So there’s a lot of twos. So now with just eight seconds

of thought I’m a little worried. [laughter]>>Audience:

[indistinct]>>Stan Wagon:

Right. [laughter] Please get me the dataset. Mathmatica does not have

data on, heights of buildings. But I mean, you know,

I mentioned television stations. Things go weird

for sort of weird reasons because you know just a lot

of countries with television. What about foreign exchange

rates against the US dollar? Take every country, take its

currency against the US dollar. Should that apply

to Benford’s Law or not?>>Audience:

What about human height?>>Stan Wagon:

No definitely not. There’s no spread, there’s no

spread to human height. Exchange rates there seems

to be a spread. But the problem is many many

countries have pegged their exchange rate

to the American dollar. So for many countries

the exchange rate is one. Argentina I think, they switched

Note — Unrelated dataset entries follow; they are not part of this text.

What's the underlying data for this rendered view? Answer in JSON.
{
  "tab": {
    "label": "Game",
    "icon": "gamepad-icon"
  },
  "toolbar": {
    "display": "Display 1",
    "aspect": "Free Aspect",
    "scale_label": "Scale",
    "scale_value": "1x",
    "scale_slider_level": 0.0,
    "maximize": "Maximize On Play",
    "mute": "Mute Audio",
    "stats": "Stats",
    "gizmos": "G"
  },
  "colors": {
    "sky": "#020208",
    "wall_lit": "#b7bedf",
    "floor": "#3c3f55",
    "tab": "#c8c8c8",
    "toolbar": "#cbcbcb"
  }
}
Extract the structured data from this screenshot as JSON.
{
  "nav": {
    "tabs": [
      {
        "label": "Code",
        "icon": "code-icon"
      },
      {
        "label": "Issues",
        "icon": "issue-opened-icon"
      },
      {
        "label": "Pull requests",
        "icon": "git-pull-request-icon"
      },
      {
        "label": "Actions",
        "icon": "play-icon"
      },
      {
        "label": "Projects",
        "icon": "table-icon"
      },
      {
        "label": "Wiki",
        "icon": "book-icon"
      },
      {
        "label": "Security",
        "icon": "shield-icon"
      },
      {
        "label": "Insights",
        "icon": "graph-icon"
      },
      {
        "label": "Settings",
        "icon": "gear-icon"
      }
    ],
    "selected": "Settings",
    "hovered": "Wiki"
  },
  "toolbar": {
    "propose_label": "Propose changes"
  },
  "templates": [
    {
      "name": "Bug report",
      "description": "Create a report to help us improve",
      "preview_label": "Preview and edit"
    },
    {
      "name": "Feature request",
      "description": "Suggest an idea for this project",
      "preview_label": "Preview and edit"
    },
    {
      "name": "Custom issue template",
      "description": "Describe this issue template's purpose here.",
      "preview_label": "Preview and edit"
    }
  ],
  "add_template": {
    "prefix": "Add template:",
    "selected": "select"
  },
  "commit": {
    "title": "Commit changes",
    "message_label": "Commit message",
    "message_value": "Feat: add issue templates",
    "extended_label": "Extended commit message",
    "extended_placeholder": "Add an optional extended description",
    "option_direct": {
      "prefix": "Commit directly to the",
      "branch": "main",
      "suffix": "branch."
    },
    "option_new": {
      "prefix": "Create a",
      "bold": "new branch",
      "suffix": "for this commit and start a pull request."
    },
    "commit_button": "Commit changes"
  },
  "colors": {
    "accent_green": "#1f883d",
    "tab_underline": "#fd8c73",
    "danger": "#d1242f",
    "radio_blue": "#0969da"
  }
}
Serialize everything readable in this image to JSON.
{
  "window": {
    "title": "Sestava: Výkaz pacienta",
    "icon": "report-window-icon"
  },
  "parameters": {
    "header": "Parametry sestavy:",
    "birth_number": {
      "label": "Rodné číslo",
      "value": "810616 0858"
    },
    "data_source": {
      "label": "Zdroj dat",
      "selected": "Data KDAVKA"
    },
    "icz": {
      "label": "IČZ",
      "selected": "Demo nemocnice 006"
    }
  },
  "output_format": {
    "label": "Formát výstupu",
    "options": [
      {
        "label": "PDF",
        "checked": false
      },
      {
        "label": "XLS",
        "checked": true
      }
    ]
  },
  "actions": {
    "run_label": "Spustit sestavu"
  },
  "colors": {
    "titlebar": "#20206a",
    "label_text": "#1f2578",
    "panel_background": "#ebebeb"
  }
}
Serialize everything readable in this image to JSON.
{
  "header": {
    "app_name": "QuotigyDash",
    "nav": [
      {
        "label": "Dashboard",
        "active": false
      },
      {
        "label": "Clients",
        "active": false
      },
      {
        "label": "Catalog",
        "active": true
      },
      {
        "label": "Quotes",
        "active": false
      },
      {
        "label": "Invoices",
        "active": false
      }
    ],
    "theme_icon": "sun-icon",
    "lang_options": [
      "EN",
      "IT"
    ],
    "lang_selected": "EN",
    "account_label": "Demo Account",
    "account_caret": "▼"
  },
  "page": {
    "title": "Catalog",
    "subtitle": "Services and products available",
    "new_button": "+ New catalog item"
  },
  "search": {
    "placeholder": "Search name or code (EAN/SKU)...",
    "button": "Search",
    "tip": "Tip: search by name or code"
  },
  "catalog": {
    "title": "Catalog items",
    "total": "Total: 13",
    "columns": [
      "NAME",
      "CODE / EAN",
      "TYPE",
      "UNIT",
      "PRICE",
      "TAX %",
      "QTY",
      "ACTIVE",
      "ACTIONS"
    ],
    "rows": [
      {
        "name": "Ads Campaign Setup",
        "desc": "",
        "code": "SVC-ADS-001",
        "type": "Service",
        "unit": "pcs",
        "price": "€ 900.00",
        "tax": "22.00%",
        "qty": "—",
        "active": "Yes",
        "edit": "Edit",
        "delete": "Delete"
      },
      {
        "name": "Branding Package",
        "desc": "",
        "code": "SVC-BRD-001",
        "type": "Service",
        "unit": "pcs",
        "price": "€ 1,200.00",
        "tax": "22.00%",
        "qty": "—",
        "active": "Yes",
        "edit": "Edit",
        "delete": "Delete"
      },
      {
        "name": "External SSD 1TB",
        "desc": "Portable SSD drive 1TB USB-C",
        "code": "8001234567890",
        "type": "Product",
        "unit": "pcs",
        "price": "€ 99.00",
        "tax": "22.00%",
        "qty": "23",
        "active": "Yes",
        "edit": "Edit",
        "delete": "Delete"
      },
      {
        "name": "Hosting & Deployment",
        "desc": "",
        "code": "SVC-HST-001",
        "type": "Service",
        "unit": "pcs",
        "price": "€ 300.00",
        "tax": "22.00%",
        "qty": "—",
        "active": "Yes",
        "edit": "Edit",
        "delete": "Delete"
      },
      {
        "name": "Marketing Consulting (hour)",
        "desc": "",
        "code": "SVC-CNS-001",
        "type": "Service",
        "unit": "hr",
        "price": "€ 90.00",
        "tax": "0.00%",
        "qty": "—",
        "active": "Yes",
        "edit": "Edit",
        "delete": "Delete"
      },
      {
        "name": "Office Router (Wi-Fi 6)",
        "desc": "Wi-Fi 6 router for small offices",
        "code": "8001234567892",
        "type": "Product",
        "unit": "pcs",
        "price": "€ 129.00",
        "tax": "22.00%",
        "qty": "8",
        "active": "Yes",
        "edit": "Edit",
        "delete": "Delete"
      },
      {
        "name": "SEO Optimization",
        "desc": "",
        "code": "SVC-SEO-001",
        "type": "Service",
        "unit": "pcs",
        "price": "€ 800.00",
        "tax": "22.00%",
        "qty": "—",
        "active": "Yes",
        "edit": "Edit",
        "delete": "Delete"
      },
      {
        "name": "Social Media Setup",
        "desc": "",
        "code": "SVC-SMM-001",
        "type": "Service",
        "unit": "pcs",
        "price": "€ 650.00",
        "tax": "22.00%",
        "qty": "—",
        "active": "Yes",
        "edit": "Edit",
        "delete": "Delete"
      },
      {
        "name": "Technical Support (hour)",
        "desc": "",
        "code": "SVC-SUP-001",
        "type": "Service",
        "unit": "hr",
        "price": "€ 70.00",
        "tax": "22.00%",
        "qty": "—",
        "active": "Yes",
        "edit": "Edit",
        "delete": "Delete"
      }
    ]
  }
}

didn’t they base it on American? In any case you find too many

ones again for weird reasons. So it’s not mathematics right?

It’s statistics and…>>Audience: How about natural

sequence like the Fibonacci Sequence?>>Stan Wagon:

Yes. Much has been written on that and the Fibonacci

Sequence, the powers of two, the numbers that show up

in the 3x plus one problem. They all obey Benford’s Law, and there are papers

on that subject.>>David Peifer: Okay, maybe

we should go ahead and stop now. Thank you very much.

[indistinct] [applause] And I want to thank

everyone for coming. And we have a small reception

in the Laurel Forum. And you’re all welcome.>>Stan Wagon: And where

is that? Where is that?>>David Peifer: Laurel

Forum is out this building. It’s the next building over

and it’s right off the lobby. Karpen, Karpen Hall. So the next building over

and right in the lobby. Thank you. That was very good. ♪ [Closing music] ♪ ♪ ♪ ♪ ♪